──────── Data records ────────

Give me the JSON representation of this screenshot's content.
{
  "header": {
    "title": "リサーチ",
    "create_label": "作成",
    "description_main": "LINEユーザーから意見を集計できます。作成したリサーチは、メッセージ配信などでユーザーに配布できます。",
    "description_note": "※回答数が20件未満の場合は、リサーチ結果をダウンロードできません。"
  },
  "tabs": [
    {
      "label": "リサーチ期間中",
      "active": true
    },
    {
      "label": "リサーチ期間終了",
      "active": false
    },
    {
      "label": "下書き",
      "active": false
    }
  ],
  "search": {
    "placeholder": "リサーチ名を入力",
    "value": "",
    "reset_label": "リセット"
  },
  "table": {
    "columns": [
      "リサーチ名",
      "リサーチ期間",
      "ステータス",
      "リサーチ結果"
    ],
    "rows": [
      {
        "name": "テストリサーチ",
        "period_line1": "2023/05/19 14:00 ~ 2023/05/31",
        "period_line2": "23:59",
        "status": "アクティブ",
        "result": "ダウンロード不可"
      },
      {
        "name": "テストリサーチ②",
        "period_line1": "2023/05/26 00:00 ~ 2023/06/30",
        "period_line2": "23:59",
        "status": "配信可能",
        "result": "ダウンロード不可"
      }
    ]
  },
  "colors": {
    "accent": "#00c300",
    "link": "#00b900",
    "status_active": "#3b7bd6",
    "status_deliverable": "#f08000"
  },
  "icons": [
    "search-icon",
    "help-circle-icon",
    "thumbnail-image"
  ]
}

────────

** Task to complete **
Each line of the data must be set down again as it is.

** Answer space **
Give me the JSON representation of this screenshot's content.
{
  "header": {
    "title": "リサーチ",
    "create_label": "作成",
    "description_main": "LINEユーザーから意見を集計できます。作成したリサーチは、メッセージ配信などでユーザーに配布できます。",
    "description_note": "※回答数が20件未満の場合は、リサーチ結果をダウンロードできません。"
  },
  "tabs": [
    {
      "label": "リサーチ期間中",
      "active": true
    },
    {
      "label": "リサーチ期間終了",
      "active": false
    },
    {
      "label": "下書き",
      "active": false
    }
  ],
  "search": {
    "placeholder": "リサーチ名を入力",
    "value": "",
    "reset_label": "リセット"
  },
  "table": {
    "columns": [
      "リサーチ名",
      "リサーチ期間",
      "ステータス",
      "リサーチ結果"
    ],
    "rows": [
      {
        "name": "テストリサーチ",
        "period_line1": "2023/05/19 14:00 ~ 2023/05/31",
        "period_line2": "23:59",
        "status": "アクティブ",
        "result": "ダウンロード不可"
      },
      {
        "name": "テストリサーチ②",
        "period_line1": "2023/05/26 00:00 ~ 2023/06/30",
        "period_line2": "23:59",
        "status": "配信可能",
        "result": "ダウンロード不可"
      }
    ]
  },
  "colors": {
    "accent": "#00c300",
    "link": "#00b900",
    "status_active": "#3b7bd6",
    "status_deliverable": "#f08000"
  },
  "icons": [
    "search-icon",
    "help-circle-icon",
    "thumbnail-image"
  ]
}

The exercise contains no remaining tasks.